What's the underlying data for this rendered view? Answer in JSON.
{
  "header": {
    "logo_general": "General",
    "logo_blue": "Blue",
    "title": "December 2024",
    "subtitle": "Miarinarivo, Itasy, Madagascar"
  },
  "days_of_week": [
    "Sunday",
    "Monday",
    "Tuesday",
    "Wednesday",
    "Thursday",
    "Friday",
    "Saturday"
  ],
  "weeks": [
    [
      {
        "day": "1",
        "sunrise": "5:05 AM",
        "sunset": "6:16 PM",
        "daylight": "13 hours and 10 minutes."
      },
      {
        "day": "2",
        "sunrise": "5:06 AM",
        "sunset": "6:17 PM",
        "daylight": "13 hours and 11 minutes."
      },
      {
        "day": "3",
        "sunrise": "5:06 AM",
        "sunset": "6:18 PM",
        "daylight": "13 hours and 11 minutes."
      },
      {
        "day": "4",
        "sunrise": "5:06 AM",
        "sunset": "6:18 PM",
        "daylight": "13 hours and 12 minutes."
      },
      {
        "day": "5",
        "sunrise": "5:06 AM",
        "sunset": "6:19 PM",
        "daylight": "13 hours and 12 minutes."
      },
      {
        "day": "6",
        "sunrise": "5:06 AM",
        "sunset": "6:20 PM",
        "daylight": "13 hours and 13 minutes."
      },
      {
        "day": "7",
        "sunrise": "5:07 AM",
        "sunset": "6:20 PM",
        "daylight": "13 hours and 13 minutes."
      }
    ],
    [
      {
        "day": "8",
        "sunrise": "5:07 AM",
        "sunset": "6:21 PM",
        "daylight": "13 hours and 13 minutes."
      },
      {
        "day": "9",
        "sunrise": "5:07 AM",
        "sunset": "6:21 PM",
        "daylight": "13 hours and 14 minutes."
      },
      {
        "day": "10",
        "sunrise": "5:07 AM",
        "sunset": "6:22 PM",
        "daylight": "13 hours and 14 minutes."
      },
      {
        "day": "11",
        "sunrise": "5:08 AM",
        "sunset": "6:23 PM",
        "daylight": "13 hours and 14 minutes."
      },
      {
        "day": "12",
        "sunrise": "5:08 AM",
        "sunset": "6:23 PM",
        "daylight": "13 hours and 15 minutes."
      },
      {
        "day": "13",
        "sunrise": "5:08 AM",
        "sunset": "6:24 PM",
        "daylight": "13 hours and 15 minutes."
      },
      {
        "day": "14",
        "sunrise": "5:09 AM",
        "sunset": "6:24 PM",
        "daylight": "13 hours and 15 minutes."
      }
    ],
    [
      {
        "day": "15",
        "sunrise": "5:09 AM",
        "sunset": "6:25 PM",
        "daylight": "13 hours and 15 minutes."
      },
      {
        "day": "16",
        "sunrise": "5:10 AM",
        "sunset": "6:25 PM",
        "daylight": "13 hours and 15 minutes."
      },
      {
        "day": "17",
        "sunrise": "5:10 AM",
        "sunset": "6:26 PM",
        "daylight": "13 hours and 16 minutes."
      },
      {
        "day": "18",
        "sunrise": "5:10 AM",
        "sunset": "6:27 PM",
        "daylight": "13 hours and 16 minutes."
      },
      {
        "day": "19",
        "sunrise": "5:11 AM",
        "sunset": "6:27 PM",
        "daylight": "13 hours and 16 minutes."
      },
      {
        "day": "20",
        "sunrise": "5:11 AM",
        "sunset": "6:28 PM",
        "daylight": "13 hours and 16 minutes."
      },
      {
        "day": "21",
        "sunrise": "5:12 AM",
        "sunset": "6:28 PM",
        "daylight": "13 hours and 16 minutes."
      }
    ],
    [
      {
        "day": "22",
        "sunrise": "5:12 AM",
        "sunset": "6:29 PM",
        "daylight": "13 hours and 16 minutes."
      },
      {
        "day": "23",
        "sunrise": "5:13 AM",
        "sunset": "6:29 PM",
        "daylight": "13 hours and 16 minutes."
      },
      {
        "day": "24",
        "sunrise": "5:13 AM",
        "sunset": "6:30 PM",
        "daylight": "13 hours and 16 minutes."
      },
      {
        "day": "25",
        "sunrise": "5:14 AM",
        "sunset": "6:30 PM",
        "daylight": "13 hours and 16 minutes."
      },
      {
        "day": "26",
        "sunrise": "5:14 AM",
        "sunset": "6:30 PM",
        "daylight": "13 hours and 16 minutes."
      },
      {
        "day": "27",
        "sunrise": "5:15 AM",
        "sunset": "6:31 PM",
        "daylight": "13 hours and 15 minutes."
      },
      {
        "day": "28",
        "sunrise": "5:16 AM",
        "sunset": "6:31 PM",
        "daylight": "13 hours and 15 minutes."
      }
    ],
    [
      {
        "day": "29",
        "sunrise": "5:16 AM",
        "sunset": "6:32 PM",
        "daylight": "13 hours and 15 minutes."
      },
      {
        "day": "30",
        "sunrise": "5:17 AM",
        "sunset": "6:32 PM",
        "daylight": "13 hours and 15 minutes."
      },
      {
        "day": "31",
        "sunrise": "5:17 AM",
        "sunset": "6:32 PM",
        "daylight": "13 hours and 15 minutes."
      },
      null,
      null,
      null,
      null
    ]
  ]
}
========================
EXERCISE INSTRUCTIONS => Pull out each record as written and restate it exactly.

THE COMPLETED TASK =>
What's the underlying data for this rendered view? Answer in JSON.
{
  "header": {
    "logo_general": "General",
    "logo_blue": "Blue",
    "title": "December 2024",
    "subtitle": "Miarinarivo, Itasy, Madagascar"
  },
  "days_of_week": [
    "Sunday",
    "Monday",
    "Tuesday",
    "Wednesday",
    "Thursday",
    "Friday",
    "Saturday"
  ],
  "weeks": [
    [
      {
        "day": "1",
        "sunrise": "5:05 AM",
        "sunset": "6:16 PM",
        "daylight": "13 hours and 10 minutes."
      },
      {
        "day": "2",
        "sunrise": "5:06 AM",
        "sunset": "6:17 PM",
        "daylight": "13 hours and 11 minutes."
      },
      {
        "day": "3",
        "sunrise": "5:06 AM",
        "sunset": "6:18 PM",
        "daylight": "13 hours and 11 minutes."
      },
      {
        "day": "4",
        "sunrise": "5:06 AM",
        "sunset": "6:18 PM",
        "daylight": "13 hours and 12 minutes."
      },
      {
        "day": "5",
        "sunrise": "5:06 AM",
        "sunset": "6:19 PM",
        "daylight": "13 hours and 12 minutes."
      },
      {
        "day": "6",
        "sunrise": "5:06 AM",
        "sunset": "6:20 PM",
        "daylight": "13 hours and 13 minutes."
      },
      {
        "day": "7",
        "sunrise": "5:07 AM",
        "sunset": "6:20 PM",
        "daylight": "13 hours and 13 minutes."
      }
    ],
    [
      {
        "day": "8",
        "sunrise": "5:07 AM",
        "sunset": "6:21 PM",
        "daylight": "13 hours and 13 minutes."
      },
      {
        "day": "9",
        "sunrise": "5:07 AM",
        "sunset": "6:21 PM",
        "daylight": "13 hours and 14 minutes."
      },
      {
        "day": "10",
        "sunrise": "5:07 AM",
        "sunset": "6:22 PM",
        "daylight": "13 hours and 14 minutes."
      },
      {
        "day": "11",
        "sunrise": "5:08 AM",
        "sunset": "6:23 PM",
        "daylight": "13 hours and 14 minutes."
      },
      {
        "day": "12",
        "sunrise": "5:08 AM",
        "sunset": "6:23 PM",
        "daylight": "13 hours and 15 minutes."
      },
      {
        "day": "13",
        "sunrise": "5:08 AM",
        "sunset": "6:24 PM",
        "daylight": "13 hours and 15 minutes."
      },
      {
        "day": "14",
        "sunrise": "5:09 AM",
        "sunset": "6:24 PM",
        "daylight": "13 hours and 15 minutes."
      }
    ],
    [
      {
        "day": "15",
        "sunrise": "5:09 AM",
        "sunset": "6:25 PM",
        "daylight": "13 hours and 15 minutes."
      },
      {
        "day": "16",
        "sunrise": "5:10 AM",
        "sunset": "6:25 PM",
        "daylight": "13 hours and 15 minutes."
      },
      {
        "day": "17",
        "sunrise": "5:10 AM",
        "sunset": "6:26 PM",
        "daylight": "13 hours and 16 minutes."
      },
      {
        "day": "18",
        "sunrise": "5:10 AM",
        "sunset": "6:27 PM",
        "daylight": "13 hours and 16 minutes."
      },
      {
        "day": "19",
        "sunrise": "5:11 AM",
        "sunset": "6:27 PM",
        "daylight": "13 hours and 16 minutes."
      },
      {
        "day": "20",
        "sunrise": "5:11 AM",
        "sunset": "6:28 PM",
        "daylight": "13 hours and 16 minutes."
      },
      {
        "day": "21",
        "sunrise": "5:12 AM",
        "sunset": "6:28 PM",
        "daylight": "13 hours and 16 minutes."
      }
    ],
    [
      {
        "day": "22",
        "sunrise": "5:12 AM",
        "sunset": "6:29 PM",
        "daylight": "13 hours and 16 minutes."
      },
      {
        "day": "23",
        "sunrise": "5:13 AM",
        "sunset": "6:29 PM",
        "daylight": "13 hours and 16 minutes."
      },
      {
        "day": "24",
        "sunrise": "5:13 AM",
        "sunset": "6:30 PM",
        "daylight": "13 hours and 16 minutes."
      },
      {
        "day": "25",
        "sunrise": "5:14 AM",
        "sunset": "6:30 PM",
        "daylight": "13 hours and 16 minutes."
      },
      {
        "day": "26",
        "sunrise": "5:14 AM",
        "sunset": "6:30 PM",
        "daylight": "13 hours and 16 minutes."
      },
      {
        "day": "27",
        "sunrise": "5:15 AM",
        "sunset": "6:31 PM",
        "daylight": "13 hours and 15 minutes."
      },
      {
        "day": "28",
        "sunrise": "5:16 AM",
        "sunset": "6:31 PM",
        "daylight": "13 hours and 15 minutes."
      }
    ],
    [
      {
        "day": "29",
        "sunrise": "5:16 AM",
        "sunset": "6:32 PM",
        "daylight": "13 hours and 15 minutes."
      },
      {
        "day": "30",
        "sunrise": "5:17 AM",
        "sunset": "6:32 PM",
        "daylight": "13 hours and 15 minutes."
      },
      {
        "day": "31",
        "sunrise": "5:17 AM",
        "sunset": "6:32 PM",
        "daylight": "13 hours and 15 minutes."
      },
      null,
      null,
      null,
      null
    ]
  ]
}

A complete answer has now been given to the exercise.